*Task instructions*. Your answer should be the lines of the material that include the word "unsigned".

*Dataset records*.
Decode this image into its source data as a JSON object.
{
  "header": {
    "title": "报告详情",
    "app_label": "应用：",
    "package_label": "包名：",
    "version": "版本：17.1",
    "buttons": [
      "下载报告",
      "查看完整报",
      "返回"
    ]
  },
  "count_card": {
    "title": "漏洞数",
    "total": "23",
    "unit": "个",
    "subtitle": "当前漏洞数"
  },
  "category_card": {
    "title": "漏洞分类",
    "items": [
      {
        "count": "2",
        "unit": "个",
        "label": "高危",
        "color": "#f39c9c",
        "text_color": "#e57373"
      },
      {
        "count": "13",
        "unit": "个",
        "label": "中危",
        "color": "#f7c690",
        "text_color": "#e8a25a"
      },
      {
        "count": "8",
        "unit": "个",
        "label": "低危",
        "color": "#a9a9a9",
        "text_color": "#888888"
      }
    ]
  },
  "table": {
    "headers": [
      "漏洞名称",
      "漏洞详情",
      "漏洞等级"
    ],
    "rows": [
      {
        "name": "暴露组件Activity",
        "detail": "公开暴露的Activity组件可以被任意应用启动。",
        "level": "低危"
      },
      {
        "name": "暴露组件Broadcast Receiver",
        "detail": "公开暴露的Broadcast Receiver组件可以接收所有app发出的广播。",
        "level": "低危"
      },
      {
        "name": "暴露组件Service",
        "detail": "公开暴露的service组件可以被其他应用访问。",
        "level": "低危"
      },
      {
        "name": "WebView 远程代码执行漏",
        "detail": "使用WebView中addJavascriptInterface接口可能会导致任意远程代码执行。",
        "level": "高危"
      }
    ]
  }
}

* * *

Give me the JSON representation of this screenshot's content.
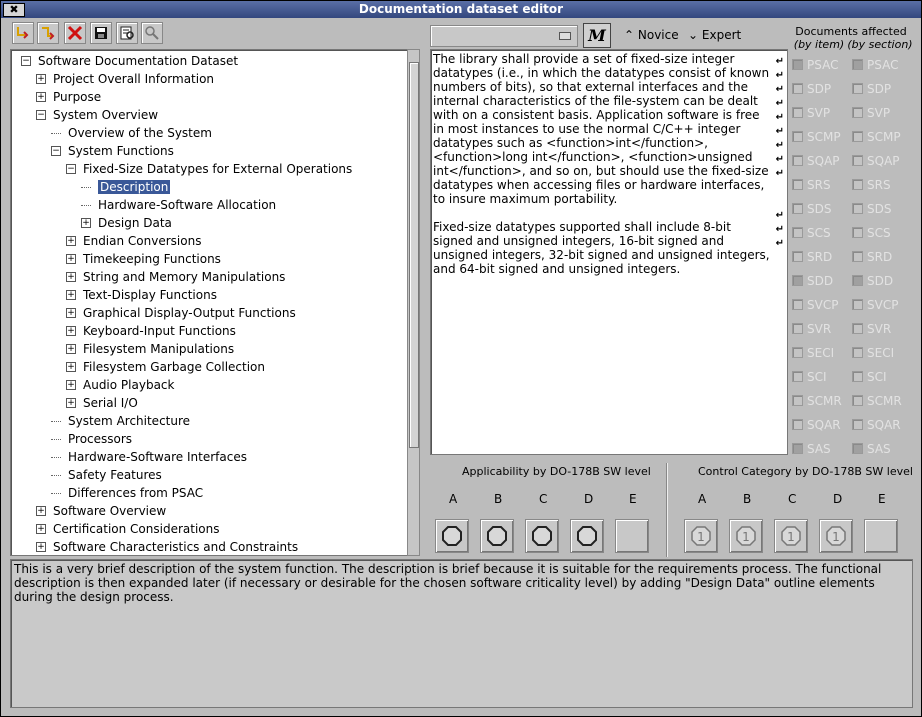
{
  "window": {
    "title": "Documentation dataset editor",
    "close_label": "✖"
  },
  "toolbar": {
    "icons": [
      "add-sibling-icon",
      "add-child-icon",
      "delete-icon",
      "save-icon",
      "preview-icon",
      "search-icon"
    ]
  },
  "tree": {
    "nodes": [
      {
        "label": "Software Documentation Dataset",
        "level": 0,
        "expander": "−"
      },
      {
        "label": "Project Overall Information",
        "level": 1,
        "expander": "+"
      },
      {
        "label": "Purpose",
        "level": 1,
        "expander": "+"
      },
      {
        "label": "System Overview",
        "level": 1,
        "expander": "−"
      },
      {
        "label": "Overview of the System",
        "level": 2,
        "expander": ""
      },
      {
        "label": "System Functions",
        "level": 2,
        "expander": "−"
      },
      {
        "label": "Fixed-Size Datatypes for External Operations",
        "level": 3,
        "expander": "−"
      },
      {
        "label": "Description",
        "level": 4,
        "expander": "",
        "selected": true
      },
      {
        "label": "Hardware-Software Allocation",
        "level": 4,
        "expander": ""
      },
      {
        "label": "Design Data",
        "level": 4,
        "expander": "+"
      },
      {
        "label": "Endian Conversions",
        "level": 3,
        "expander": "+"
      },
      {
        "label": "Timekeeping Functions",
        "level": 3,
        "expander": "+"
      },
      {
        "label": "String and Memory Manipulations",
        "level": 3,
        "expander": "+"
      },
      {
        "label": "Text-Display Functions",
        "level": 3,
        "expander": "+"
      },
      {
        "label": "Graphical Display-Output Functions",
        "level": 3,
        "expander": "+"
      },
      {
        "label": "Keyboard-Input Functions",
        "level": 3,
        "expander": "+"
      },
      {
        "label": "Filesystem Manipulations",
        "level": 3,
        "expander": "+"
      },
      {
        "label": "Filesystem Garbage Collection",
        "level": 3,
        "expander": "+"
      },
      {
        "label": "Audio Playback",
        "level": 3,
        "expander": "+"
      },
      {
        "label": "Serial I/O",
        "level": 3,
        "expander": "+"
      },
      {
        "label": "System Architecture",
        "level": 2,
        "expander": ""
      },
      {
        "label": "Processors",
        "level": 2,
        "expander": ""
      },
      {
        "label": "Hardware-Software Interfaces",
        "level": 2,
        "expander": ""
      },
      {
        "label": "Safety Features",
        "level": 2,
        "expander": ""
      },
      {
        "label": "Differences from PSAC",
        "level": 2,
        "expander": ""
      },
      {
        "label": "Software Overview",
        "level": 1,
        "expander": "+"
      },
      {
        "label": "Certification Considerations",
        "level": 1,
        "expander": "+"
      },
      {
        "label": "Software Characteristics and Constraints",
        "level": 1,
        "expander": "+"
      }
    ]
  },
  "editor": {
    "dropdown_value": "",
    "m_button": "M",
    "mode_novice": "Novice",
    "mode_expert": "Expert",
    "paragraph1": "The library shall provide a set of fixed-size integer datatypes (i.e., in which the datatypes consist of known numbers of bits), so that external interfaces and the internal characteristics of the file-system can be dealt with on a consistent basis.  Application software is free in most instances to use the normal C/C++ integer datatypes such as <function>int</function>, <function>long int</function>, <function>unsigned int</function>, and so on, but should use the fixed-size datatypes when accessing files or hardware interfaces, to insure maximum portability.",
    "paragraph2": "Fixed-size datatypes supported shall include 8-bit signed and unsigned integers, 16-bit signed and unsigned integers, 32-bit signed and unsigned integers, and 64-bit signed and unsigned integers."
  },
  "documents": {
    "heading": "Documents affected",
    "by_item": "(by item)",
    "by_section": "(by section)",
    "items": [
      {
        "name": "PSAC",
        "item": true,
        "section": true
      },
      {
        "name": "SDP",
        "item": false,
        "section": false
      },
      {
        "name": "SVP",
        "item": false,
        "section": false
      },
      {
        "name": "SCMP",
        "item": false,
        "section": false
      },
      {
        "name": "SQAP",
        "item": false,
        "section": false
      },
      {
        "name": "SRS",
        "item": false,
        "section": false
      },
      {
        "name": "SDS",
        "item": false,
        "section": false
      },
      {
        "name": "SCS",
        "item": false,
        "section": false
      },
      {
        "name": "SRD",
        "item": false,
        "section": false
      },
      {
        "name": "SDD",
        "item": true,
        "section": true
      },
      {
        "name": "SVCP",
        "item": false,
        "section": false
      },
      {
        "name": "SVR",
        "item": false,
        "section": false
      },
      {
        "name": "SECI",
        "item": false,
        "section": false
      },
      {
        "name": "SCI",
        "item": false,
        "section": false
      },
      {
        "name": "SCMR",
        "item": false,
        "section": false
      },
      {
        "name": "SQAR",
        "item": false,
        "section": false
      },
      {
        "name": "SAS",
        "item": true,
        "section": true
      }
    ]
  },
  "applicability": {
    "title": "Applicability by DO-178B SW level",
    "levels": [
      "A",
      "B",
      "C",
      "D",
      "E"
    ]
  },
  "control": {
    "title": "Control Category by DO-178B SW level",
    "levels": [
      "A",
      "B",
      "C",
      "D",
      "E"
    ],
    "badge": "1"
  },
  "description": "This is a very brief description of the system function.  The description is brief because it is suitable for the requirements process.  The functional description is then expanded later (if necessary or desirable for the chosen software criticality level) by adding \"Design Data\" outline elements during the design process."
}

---

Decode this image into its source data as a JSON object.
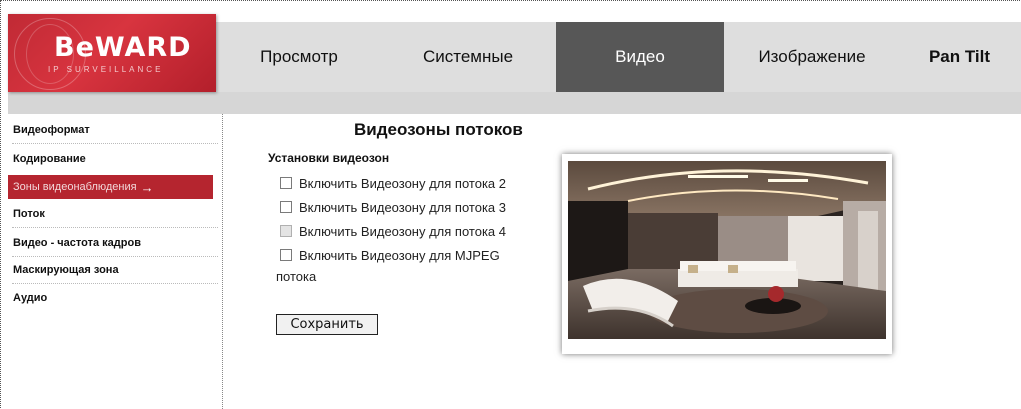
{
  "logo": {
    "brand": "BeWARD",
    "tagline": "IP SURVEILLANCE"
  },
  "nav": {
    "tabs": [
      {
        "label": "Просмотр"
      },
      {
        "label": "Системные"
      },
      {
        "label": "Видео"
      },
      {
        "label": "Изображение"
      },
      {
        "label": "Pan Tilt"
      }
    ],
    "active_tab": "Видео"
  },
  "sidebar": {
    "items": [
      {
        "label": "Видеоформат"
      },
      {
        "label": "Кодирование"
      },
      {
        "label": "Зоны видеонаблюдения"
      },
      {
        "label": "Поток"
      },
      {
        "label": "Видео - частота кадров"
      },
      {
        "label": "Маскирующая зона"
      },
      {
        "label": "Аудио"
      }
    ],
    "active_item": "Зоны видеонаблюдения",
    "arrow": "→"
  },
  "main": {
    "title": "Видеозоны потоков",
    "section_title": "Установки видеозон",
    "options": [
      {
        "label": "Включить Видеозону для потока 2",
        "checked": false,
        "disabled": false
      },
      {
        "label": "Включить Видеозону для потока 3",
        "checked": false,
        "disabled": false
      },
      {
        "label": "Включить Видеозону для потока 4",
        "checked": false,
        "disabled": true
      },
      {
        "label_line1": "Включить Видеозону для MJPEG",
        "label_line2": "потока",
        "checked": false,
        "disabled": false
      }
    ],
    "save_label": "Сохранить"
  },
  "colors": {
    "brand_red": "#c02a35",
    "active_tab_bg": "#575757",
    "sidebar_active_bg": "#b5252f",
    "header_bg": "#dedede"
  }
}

*Finished task*.
    "paragraph1": "The library shall provide a set of fixed-size integer datatypes (i.e., in which the datatypes consist of known numbers of bits), so that external interfaces and the internal characteristics of the file-system can be dealt with on a consistent basis.  Application software is free in most instances to use the normal C/C++ integer datatypes such as <function>int</function>, <function>long int</function>, <function>unsigned int</function>, and so on, but should use the fixed-size datatypes when accessing files or hardware interfaces, to insure maximum portability.",
    "paragraph2": "Fixed-size datatypes supported shall include 8-bit signed and unsigned integers, 16-bit signed and unsigned integers, 32-bit signed and unsigned integers, and 64-bit signed and unsigned integers."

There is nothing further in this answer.